◆ **AVAILABLE DATA**:

========================================================================

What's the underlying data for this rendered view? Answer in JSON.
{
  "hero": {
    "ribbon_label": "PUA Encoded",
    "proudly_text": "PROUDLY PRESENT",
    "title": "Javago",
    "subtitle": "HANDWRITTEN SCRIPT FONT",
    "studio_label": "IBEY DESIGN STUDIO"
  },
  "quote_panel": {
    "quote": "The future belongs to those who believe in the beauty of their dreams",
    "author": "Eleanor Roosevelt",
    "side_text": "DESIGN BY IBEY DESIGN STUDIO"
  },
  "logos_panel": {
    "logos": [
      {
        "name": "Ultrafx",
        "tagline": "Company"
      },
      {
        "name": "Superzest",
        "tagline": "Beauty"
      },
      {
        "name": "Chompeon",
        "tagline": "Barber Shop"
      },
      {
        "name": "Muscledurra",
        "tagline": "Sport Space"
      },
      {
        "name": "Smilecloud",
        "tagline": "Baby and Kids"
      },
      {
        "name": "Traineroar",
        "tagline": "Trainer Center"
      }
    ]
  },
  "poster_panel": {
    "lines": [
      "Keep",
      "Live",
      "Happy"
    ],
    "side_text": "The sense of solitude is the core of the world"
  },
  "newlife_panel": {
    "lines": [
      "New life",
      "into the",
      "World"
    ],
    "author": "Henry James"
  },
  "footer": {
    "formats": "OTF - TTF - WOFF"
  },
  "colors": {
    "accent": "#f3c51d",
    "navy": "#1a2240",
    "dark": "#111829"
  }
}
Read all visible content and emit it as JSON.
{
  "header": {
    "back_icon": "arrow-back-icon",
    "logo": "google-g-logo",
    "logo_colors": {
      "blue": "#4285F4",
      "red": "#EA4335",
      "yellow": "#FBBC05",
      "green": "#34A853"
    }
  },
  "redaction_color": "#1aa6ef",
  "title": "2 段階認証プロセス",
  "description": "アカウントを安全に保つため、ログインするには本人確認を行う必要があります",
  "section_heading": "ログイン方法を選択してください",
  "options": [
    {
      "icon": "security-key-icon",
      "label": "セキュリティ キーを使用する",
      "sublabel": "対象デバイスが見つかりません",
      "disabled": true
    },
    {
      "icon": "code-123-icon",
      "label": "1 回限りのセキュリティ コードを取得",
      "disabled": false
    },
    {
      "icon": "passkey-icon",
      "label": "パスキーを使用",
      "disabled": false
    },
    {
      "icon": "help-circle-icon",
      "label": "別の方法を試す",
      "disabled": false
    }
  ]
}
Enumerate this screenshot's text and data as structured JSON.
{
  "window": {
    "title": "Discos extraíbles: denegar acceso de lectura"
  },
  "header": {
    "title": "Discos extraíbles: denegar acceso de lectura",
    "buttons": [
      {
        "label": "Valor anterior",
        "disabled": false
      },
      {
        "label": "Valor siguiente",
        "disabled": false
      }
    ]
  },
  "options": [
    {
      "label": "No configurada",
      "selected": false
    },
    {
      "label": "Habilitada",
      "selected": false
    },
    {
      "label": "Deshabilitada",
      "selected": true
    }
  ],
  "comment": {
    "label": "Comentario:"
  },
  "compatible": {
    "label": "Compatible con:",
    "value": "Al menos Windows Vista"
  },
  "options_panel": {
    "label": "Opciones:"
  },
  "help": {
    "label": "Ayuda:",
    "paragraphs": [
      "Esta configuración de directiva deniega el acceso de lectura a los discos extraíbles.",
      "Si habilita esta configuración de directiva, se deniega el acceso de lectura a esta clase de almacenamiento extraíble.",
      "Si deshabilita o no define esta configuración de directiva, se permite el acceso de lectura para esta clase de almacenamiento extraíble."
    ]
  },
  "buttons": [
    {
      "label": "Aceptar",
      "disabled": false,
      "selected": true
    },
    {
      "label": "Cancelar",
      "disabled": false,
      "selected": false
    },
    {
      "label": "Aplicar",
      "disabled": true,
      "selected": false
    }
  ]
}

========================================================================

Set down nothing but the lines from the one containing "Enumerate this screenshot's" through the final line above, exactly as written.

◆ **RESPONSE TO THE TASK**:
Enumerate this screenshot's text and data as structured JSON.
{
  "window": {
    "title": "Discos extraíbles: denegar acceso de lectura"
  },
  "header": {
    "title": "Discos extraíbles: denegar acceso de lectura",
    "buttons": [
      {
        "label": "Valor anterior",
        "disabled": false
      },
      {
        "label": "Valor siguiente",
        "disabled": false
      }
    ]
  },
  "options": [
    {
      "label": "No configurada",
      "selected": false
    },
    {
      "label": "Habilitada",
      "selected": false
    },
    {
      "label": "Deshabilitada",
      "selected": true
    }
  ],
  "comment": {
    "label": "Comentario:"
  },
  "compatible": {
    "label": "Compatible con:",
    "value": "Al menos Windows Vista"
  },
  "options_panel": {
    "label": "Opciones:"
  },
  "help": {
    "label": "Ayuda:",
    "paragraphs": [
      "Esta configuración de directiva deniega el acceso de lectura a los discos extraíbles.",
      "Si habilita esta configuración de directiva, se deniega el acceso de lectura a esta clase de almacenamiento extraíble.",
      "Si deshabilita o no define esta configuración de directiva, se permite el acceso de lectura para esta clase de almacenamiento extraíble."
    ]
  },
  "buttons": [
    {
      "label": "Aceptar",
      "disabled": false,
      "selected": true
    },
    {
      "label": "Cancelar",
      "disabled": false,
      "selected": false
    },
    {
      "label": "Aplicar",
      "disabled": true,
      "selected": false
    }
  ]
}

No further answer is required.